The 18th session of the Standing Committee on Copyright and Related Rights (SCCR) of the World Intellectual Property Organization (WIPO) was held on 25 to 29 May 2009. During this session, Brazil, Ecuador and Paraguay proposed official discussions on the WIPO Treaty for Improved Access for Blind, Visually Impaired and Other Persons with Reading Disabilities (the proposed WIPO Treaty), which was presented by the World Blind Union last year.

It is widely accepted that a number of people with reading disabilities throughout the world have suffered from restriction in self-development and social participation due to limited access to copyrighted works. Constructing social conditions in which people with reading disabilities can equally participate in the cultural life and enjoy scientific advancement and its benefits is not only a legitimate right of these people, but also an obligation of the state. As a way of fulfilling this obligation, South Korea has tried, like some other states, to ensure rights of people with reading disabilities through the provision of limitations on copyright in the Copyright Act. Yet copyright provisions differ from one country to the next, and efforts to protect people's right to access in different countries has been constrained. It is therefore necessary to establish an internationally applied rule regarding minimum standards on copyright limitations for people with reading disabilities. This is also vital for striking a fair balance between the protection of copyright and the fair use of copyrighted works, which is inherent and essential in a copyright system.

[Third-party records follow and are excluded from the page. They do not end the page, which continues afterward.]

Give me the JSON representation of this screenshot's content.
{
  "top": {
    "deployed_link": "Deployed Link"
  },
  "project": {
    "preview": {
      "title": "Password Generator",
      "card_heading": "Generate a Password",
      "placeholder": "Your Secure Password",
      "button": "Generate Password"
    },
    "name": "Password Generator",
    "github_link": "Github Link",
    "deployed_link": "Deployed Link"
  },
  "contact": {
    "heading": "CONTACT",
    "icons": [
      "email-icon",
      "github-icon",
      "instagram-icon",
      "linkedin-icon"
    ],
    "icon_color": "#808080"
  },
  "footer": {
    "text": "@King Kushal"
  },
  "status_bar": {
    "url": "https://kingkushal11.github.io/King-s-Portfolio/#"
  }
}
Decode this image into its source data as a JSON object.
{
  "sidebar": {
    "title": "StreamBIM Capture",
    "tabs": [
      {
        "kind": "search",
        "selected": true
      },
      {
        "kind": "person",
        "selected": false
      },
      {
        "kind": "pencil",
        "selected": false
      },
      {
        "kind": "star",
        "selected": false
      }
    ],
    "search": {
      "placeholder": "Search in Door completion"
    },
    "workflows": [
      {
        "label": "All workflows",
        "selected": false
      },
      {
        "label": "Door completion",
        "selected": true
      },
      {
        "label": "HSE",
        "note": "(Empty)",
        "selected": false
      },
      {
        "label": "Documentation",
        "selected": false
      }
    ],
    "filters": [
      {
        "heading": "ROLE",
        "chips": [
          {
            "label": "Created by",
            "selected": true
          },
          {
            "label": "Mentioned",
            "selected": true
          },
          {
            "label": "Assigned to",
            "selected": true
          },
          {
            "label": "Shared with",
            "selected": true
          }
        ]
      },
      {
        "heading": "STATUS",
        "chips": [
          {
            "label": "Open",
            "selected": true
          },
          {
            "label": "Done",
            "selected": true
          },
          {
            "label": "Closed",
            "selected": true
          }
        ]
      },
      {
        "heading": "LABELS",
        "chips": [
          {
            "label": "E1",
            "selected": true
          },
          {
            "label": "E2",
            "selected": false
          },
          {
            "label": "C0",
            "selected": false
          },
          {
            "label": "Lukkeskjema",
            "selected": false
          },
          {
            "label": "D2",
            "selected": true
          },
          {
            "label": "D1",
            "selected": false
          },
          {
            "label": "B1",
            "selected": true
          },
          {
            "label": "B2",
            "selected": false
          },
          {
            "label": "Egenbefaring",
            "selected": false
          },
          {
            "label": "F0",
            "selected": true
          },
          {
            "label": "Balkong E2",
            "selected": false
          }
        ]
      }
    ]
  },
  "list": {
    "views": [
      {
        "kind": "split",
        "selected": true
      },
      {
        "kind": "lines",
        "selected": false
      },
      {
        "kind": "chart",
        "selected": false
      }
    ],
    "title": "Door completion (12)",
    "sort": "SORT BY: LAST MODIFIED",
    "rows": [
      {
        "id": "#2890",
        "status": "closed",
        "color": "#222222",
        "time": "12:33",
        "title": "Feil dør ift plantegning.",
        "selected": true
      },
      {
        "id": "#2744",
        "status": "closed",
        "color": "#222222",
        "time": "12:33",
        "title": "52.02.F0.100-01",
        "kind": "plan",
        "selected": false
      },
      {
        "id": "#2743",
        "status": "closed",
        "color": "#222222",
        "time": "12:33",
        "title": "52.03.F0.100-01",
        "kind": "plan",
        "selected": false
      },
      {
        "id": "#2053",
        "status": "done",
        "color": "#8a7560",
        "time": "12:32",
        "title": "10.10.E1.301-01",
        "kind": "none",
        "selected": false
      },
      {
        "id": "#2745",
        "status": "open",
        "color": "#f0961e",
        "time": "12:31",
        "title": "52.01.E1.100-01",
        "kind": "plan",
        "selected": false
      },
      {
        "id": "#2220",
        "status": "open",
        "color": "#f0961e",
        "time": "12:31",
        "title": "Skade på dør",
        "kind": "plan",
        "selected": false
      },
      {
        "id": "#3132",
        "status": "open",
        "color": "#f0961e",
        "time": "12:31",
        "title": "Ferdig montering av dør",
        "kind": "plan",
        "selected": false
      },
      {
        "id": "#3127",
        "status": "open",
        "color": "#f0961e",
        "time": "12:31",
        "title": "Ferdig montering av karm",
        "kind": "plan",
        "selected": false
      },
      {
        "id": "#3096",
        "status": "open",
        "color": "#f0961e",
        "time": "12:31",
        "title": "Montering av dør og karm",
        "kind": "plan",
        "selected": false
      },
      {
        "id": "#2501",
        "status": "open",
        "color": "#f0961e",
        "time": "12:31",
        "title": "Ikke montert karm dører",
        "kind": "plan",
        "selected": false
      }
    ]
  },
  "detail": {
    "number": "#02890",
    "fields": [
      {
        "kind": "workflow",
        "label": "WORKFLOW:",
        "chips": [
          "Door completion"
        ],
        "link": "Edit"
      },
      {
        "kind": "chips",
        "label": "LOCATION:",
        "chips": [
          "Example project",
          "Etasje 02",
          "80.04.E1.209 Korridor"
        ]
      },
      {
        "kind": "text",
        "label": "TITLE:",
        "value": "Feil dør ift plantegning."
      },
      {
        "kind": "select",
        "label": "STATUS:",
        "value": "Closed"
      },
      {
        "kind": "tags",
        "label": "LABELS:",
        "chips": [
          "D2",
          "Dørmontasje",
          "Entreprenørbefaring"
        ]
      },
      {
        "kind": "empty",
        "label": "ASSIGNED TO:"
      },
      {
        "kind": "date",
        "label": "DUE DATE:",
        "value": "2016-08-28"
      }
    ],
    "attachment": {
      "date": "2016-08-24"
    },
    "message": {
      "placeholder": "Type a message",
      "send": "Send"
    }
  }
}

Considering this, we ask the following questions on the position of the Ministry of Culture, Sports and Tourism (MCST) in connection with the proposed WIPO Treaty.

(1) At the 18th session of the SCCR, the Korean delegation, while admitting the importance of enhancing access to copyrighted works by people with reading disabilities, supported "alternative ways", rather than negotiating a treaty. What does the MCST actually mean by "alternative ways" that can enhance the right to access of people with reading disabilities in an effective and sustainable manner, as
opposed to temporary assistance for these people?

(2) What is the reason for the position of the MCST and the Korean delegation supporting "alternative ways" rather than a treaty?

(3) Has the MCST, as an executive branch in charge of copyright policies, conducted a detailed review of the proposed WIPO Treaty? We ask that any review be made public.

(4) Does the MCST consider the proposed WIPO Treaty to be in conflict with any provisions of the Korea Copyright Act?

(5) We believe that the proposed WIPO Treaty can be negotiated in parallel with any efforts seeking to enhance access to information for people with reading disabilities. International efforts to improve access to information for people with reading disabilities started several years ago, and relevant discussions within the WIPO began in 2003. We hardly see any reason to delay discussions on an international treaty for that purpose.

We would like to know if the MCST and the Korean delegation to the WIPO intend to clearly express strong support for the proposed WIPO Treaty.

November 4, 2009

Disability Discrimination Act of Solidarity in Korea (DDASK) IPLeft (Intellectual Property Left)